One of the persistent pieces of “common knowledge” out there is the idea that Firefox is slowly grinding Internet Explorer into the ground. Along with this “common knowledge” is the assumption by some Web developers that since the Firefox Revolution is nigh, there is no real reason to take Internet Explorer into consideration. Sadly for the Firefox fans out there, this simply is not true.

Where does this piece of “common knowledge” come from? A lot of people point towards IE’s declining market share, FF’s rising market share, and FF’s current market share of about 30%. However, the people who point to these numbers are definitely failing Statistics 101. As I said in June 2006 (“Be Careful That Your Data Does Not Lie”), first order numbers, are not very useful, and are essentially worthless without at least some baseline numbers to be compared to.

Having been curious about this for some time, I decided to see if Firefox’s adoption rates were the stuff of legends or not. And I have found that Firefox is indeed not a superhero, but an average Joe.

Using W3School’s month-by-month browser market share numbers, I came up with some startling facts: Firefox’s market share growth (and indeed, the entire Gecko family’s market share growth) since the introduction of Firefix is actually less than it was before Firefox was introduced.

Here is my chart of calculations:

The Pre-Firefox velocities and accelerations are based on 12 months of data, and the Post-Firefox numbers use 21 months of data.

Note: I recognize that these numbers and conclusions may be controversial; as soon as I can (technical issues), I will make the full spreadsheet available for download. I will also be more than glad to use alternative market share numbers from a different source, as long as the alternate source measure a large sample of users and is of a “general purpose” interest, to avoid potential skew caused by a niche audience.

[Added: 9/29/2006: Download the spreadsheet]

What is happening? Well, what you are seeing is that the velocity (rate of market share growth) is lower for the Gecko browsers in the 21 months after Firefox came out than it was in the 12 months before Firefox. To eliminate any doubt, I broke the numbers out into Firefox and Non-Firefox Gecko browsers, to show that it is not simply Netscape or Mozilla destroying the numbers.

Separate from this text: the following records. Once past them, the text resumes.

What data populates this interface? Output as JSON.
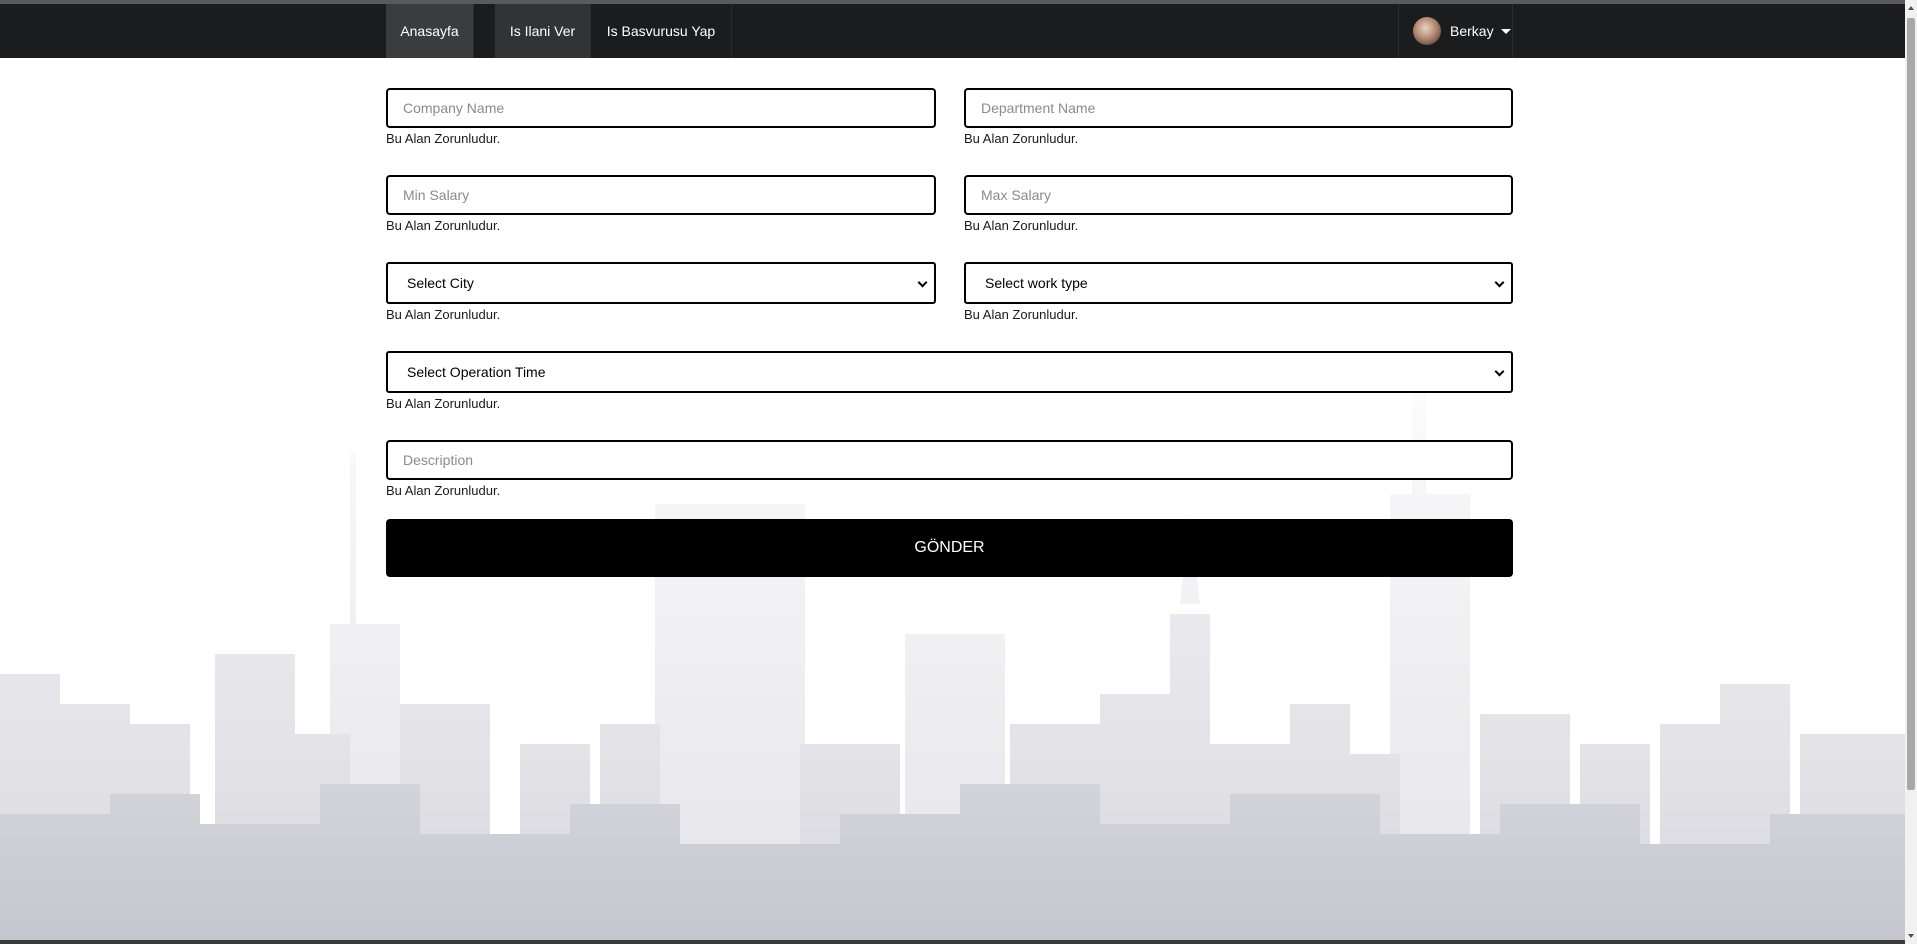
{
  "nav": {
    "items": [
      {
        "label": "Anasayfa"
      },
      {
        "label": "Is Ilani Ver"
      },
      {
        "label": "Is Basvurusu Yap"
      }
    ],
    "user": {
      "name": "Berkay"
    }
  },
  "form": {
    "company_name": {
      "placeholder": "Company Name"
    },
    "department_name": {
      "placeholder": "Department Name"
    },
    "min_salary": {
      "placeholder": "Min Salary"
    },
    "max_salary": {
      "placeholder": "Max Salary"
    },
    "city": {
      "selected": "Select City"
    },
    "work_type": {
      "selected": "Select work type"
    },
    "operation_time": {
      "selected": "Select Operation Time"
    },
    "description": {
      "placeholder": "Description"
    },
    "required_message": "Bu Alan Zorunludur.",
    "submit_label": "GÖNDER"
  },
  "colors": {
    "navbar": "#1b1c1d",
    "nav_active": "#3b3c3d",
    "button": "#000000"
  }
}
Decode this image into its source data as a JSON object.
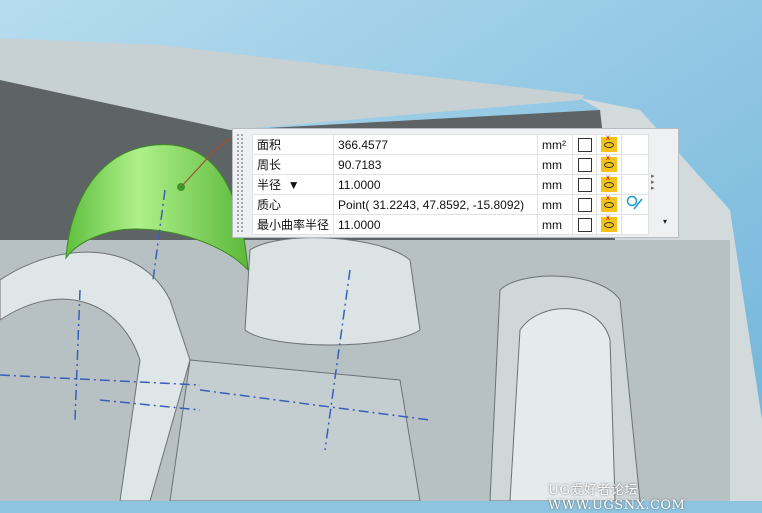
{
  "measure_panel": {
    "rows": [
      {
        "label": "面积",
        "value": "366.4577",
        "unit": "mm²"
      },
      {
        "label": "周长",
        "value": "90.7183",
        "unit": "mm"
      },
      {
        "label": "半径",
        "dropdown": "▼",
        "value": "11.0000",
        "unit": "mm"
      },
      {
        "label": "质心",
        "value": "Point( 31.2243, 47.8592, -15.8092)",
        "unit": "mm"
      },
      {
        "label": "最小曲率半径",
        "value": "11.0000",
        "unit": "mm"
      }
    ],
    "side_arrows": "▸▸▸",
    "dropdown": "▾"
  },
  "watermark": "UG爱好者论坛 WWW.UGSNX.COM",
  "colors": {
    "sky": "#8fc4e0",
    "part": "#c9d1d3",
    "cavity": "#5c6264",
    "highlight": "#7ede5a"
  }
}
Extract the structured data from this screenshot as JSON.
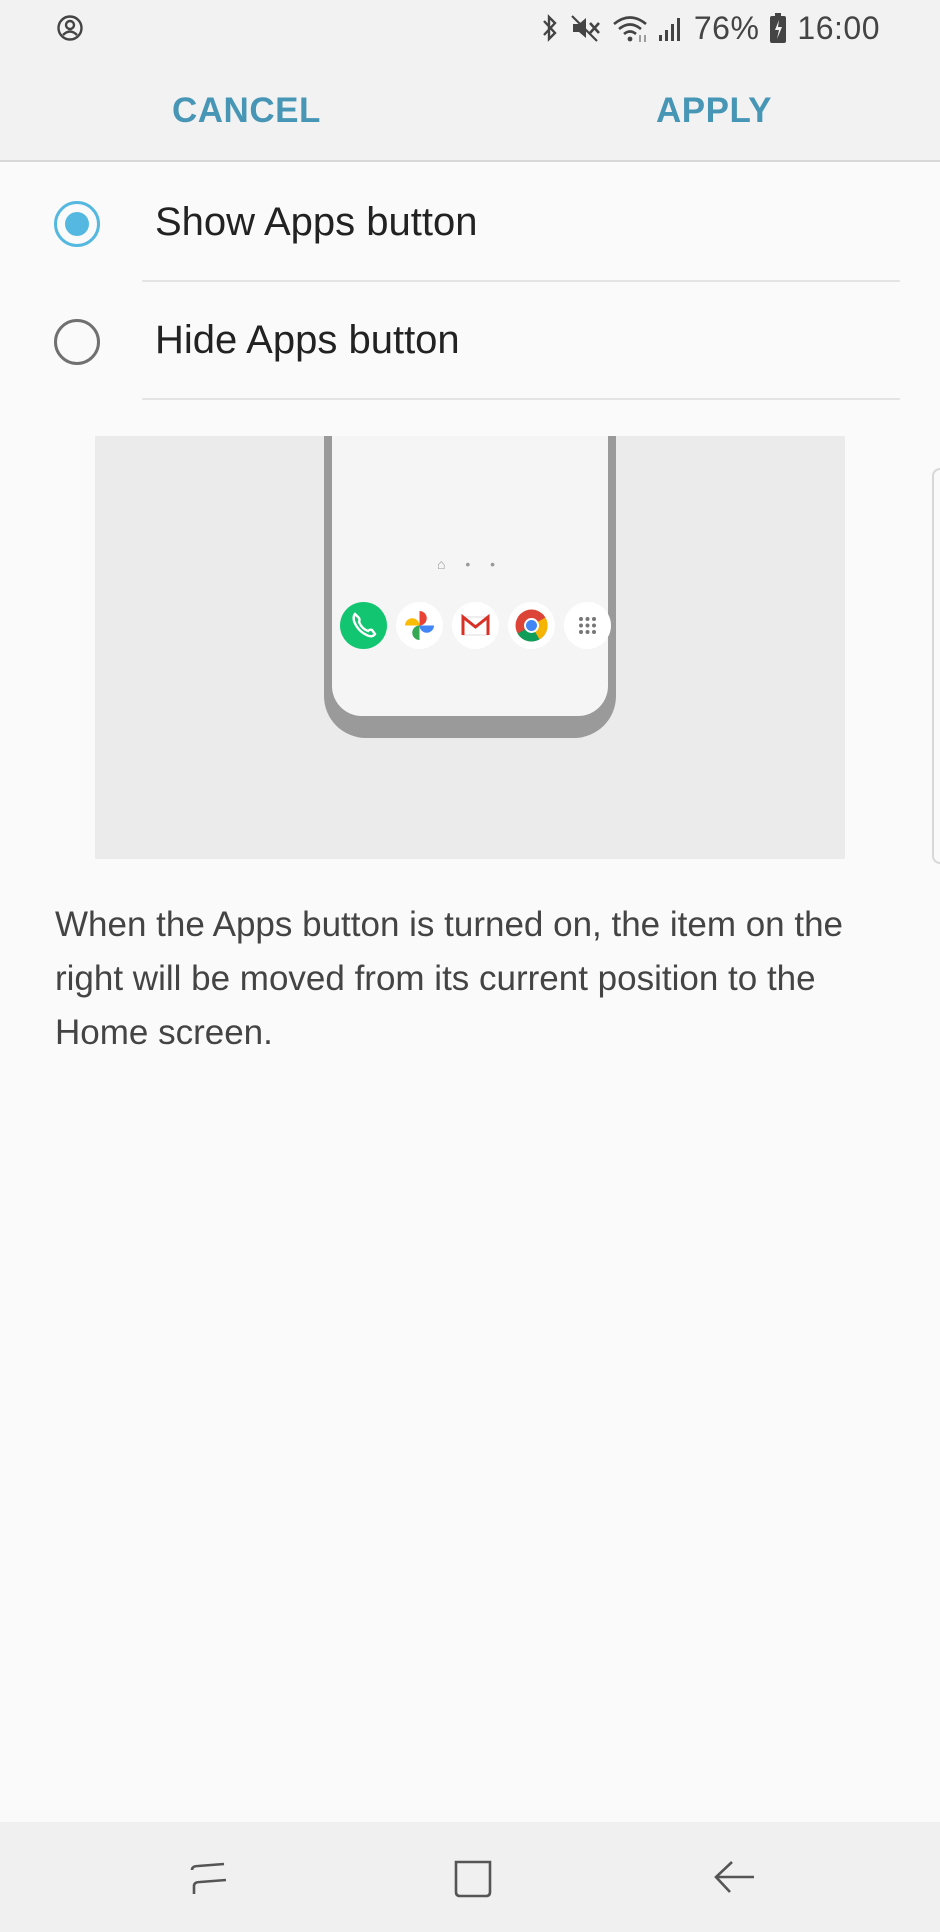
{
  "status_bar": {
    "left_icon": "account-circle-icon",
    "icons": [
      "bluetooth-icon",
      "mute-icon",
      "wifi-icon",
      "signal-icon",
      "battery-icon"
    ],
    "battery_percent": "76%",
    "time": "16:00"
  },
  "header": {
    "cancel_label": "CANCEL",
    "apply_label": "APPLY",
    "accent_color": "#4896b6"
  },
  "options": [
    {
      "label": "Show Apps button",
      "selected": true
    },
    {
      "label": "Hide Apps button",
      "selected": false
    }
  ],
  "preview": {
    "dock_apps": [
      "phone-icon",
      "photos-icon",
      "gmail-icon",
      "chrome-icon",
      "apps-grid-icon"
    ],
    "page_indicator": "⌂ • •"
  },
  "description": "When the Apps button is turned on, the item on the right will be moved from its current position to the Home screen.",
  "nav_bar": {
    "buttons": [
      "recent-apps-icon",
      "home-icon",
      "back-icon"
    ]
  }
}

What we see in these numbers, is that while the bulk of IE’s market share loss since FF came out is due to FF, that loss rate is smaller. More important to note is that Firefox came out of the gate with a 16.6% market share in January 2005, and the Gecko market share was at 18.4% in December 2004. In other words, Firefox quickly supplanted the other Gecko browsers, and as Firefox immediately became the “face” of Gecko, Gecko’s growth rate wilted. Or to put it even more simply, Firefox is not as attractive to users as Mozilla and Netscape were.

I was suspicious. The numbers just did not jive with what “common knowledge” was. Indeed, I had bought into the idea that Firefox had great accelerated IE’s demise myself. I thought that maybe the numbers were off, but many sources report the 30% number (give or take a few percentage points) as Firefox’s current market share as well. And I have never heard anyone argue against W3School’s numbers in the past. I thought that maybe Firefox’s immediate 16.6% market share in January 2005 seemed wrong, so I checked Firefox’s site to see when it was officially released as Version 1.0: November 4, 2004. so yes, the W3School numbers do not break out Firefox as a separate browser for two months initially. But even that seems pretty irrelevant; the raw numbers do not show Gecko’s market share growing by more than 1.6% in any of the months between July 2004 and January 2005; and the 1.6% number is in November 2004. So even accounting for the fact that Firefox was being rolled into Gecko for some time, which did cause a slight spike in Gecko market share capture, it is difficult to say that Firefox is driving adoption of itself, or causing IE’s demise.

At best, we can conclude that while it was bound that non-IE browsers would eventually hit the “glass ceiling” of people who will never leave IE, it may have raised that ceiling a bit.